#3

I fly with my Rizzetta/Blanton Travel Chromatic (built to fit in the overhead bin) quite often. I had Colorado Case Co. make me a soft case with inside pockets for the tri-stander legs. I crafted a 3-D cover from Foam Core Board that fits over the strings & bridges for air travel.

I fly Southwest, get in the earliest boarding group and get a seat midway back and put the case up. No problems!

Steve Eulberg


#4

(Karen Ashbrook is the one who showed me the Foam-Core cover idea)


#5

Steve, I don’t suppose you have a handily-accessible photo of the foam core cover, do you? I can’t quite picture what it would look like.


#6

I learned a long time ago that the regulations depend on who you talk to. Most of the airline personnel can’t keep up with actual regulation changes, so unless you carry a document that cites the regulation and its number, you’re at their mercy. You can be told one thing at the ticket counter and another at the gate and a third thing by the flight attendants.So I always just check my instruments as “oversize baggage” and pay the fee. The instruments travel separately from regular baggage (assuming the baggage personnel are paying attention - you have to keep an eye on them!) and you pick it up at a different place, not on the carousel. I pack my instruments in hard cases by Colorado Case Company, but there are other case builders that make flight cases as well.


#7

Sorry it took so long, but here are the photos of the foam-core board cover I use on my dulcimer in my soft-shell case when flying with it. Here is the first one.


#8

2nd image


#9

Here is the 3rd photo


#10

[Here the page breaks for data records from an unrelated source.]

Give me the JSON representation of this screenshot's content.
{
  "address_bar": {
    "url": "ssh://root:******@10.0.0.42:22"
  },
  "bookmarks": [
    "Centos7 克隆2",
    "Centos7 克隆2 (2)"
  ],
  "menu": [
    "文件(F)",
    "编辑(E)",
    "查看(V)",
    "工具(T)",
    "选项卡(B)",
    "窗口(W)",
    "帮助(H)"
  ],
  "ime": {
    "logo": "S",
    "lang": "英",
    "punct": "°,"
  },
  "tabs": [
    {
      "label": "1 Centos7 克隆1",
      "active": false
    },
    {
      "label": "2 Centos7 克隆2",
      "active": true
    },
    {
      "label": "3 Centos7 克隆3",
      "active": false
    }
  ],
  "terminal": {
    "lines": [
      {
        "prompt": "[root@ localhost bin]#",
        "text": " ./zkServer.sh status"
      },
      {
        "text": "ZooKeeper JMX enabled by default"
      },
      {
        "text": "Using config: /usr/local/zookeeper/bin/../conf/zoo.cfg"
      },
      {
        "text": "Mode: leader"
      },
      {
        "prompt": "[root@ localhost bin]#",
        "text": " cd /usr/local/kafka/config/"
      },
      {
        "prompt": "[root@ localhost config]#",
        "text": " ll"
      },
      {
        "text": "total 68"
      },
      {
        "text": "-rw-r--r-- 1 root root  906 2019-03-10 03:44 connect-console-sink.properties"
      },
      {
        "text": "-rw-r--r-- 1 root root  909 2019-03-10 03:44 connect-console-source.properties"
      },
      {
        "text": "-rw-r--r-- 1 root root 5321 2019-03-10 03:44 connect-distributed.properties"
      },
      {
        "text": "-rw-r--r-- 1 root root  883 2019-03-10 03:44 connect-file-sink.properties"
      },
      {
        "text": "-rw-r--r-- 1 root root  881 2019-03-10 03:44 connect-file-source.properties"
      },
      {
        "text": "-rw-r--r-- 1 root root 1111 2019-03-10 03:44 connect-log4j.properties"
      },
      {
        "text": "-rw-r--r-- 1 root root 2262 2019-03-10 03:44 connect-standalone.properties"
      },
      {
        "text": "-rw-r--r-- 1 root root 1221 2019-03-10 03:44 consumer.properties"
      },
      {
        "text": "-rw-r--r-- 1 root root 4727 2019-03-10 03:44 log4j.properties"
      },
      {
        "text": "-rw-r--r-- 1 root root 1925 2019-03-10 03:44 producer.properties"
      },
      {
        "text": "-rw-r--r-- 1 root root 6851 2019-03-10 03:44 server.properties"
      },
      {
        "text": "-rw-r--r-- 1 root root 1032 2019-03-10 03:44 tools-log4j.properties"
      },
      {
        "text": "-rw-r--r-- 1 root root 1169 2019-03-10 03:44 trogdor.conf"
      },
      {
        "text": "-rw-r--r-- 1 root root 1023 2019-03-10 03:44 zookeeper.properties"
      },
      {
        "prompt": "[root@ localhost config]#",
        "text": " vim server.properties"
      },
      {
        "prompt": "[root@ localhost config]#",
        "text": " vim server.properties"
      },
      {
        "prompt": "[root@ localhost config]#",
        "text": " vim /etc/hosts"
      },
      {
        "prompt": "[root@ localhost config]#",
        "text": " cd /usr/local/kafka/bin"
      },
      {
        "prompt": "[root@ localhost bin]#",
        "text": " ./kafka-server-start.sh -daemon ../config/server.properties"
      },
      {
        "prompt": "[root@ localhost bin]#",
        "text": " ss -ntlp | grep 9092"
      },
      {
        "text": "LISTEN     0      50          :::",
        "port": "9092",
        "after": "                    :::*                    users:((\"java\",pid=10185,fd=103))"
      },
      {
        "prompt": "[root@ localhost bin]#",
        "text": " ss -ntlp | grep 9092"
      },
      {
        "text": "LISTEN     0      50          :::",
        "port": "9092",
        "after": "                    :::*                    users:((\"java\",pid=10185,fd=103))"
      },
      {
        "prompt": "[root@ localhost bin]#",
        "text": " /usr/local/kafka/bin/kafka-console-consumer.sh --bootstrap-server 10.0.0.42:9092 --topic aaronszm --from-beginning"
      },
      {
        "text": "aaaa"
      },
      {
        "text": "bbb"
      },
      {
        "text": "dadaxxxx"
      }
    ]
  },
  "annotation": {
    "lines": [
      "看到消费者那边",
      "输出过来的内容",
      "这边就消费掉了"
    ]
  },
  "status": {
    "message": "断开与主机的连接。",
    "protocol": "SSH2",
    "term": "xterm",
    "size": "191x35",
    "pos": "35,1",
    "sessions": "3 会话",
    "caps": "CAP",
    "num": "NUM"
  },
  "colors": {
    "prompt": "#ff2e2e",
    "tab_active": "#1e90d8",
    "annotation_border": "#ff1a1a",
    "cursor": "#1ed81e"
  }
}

Thanks for the photos! It looks like the foam core adds a little more structure and stiffness to the soft case. I can see how that would help guard against any knocks to the bridges.